According to reports in Malta's press, opposition to the scheme forced it to be placed on hold until the government and opposition can agree on how the measure is to be set up and managed.
As reported, the Individual Investor Programme, or IPP, was approved last Friday by Malta's Parliament, and government officials were looking forward to having the extra revenue it was expected to bring in. But the island country's Nationalist Party has expressed its deep unhappiness with the scheme, arguing that it lacked transparency, and polls consistently found significant opposition to the IPP among Maltese citizens.
The fact that applicants' identities would not be publicly disclosed was another concern, although within hours of the law being signed by Malta's president, George Abela, the government gave in on this point and agreed to publish the names of those buying citizenships.
In a report yesterday, the Times of Malta said the first meeting between government and opposition officials had taken place, with Malta Financial Services Authority chairman Joe Banister chairing the meeting.
However, the Times report noted that the opposition leader Simon Busuttil had vowed the day before that "no consensus can be reached unless the government drops outright sale [of citizenships] from the equation".
Under the proposed citizenship for cash scheme, investors who made a minimum contribution of €650,000 ($878,000, £545,500) and who passed background checks would be able to become citizens of the Mediterranean island country.
Spouses and minor children of these inidividuals could also become citizens, for an additional €25,000 each.
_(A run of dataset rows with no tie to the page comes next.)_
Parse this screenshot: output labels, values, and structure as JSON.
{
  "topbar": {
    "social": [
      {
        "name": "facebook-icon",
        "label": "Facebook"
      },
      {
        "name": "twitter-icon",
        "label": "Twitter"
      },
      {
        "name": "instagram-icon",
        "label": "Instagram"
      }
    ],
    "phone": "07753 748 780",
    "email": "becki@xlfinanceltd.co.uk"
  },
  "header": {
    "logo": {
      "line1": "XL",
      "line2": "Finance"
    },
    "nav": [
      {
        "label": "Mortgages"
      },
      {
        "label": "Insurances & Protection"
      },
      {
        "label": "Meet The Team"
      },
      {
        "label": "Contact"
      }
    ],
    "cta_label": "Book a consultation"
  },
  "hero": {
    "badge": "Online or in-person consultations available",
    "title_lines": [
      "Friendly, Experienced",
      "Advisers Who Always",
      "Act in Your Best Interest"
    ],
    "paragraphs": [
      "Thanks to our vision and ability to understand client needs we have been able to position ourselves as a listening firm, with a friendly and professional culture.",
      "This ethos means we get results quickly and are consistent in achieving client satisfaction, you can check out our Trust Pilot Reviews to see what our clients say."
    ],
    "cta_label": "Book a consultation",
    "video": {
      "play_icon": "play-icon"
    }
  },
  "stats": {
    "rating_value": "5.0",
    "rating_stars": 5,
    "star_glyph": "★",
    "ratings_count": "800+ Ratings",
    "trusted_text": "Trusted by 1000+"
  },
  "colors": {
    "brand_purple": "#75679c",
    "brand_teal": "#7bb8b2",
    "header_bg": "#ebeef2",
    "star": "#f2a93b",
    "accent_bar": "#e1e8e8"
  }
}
According to the Times of Malta, Malta Prime Minister Joseph Muscat is in Miami, where he is to be a keynote speaker at a conference where the Maltese citizenship scheme is being promoted.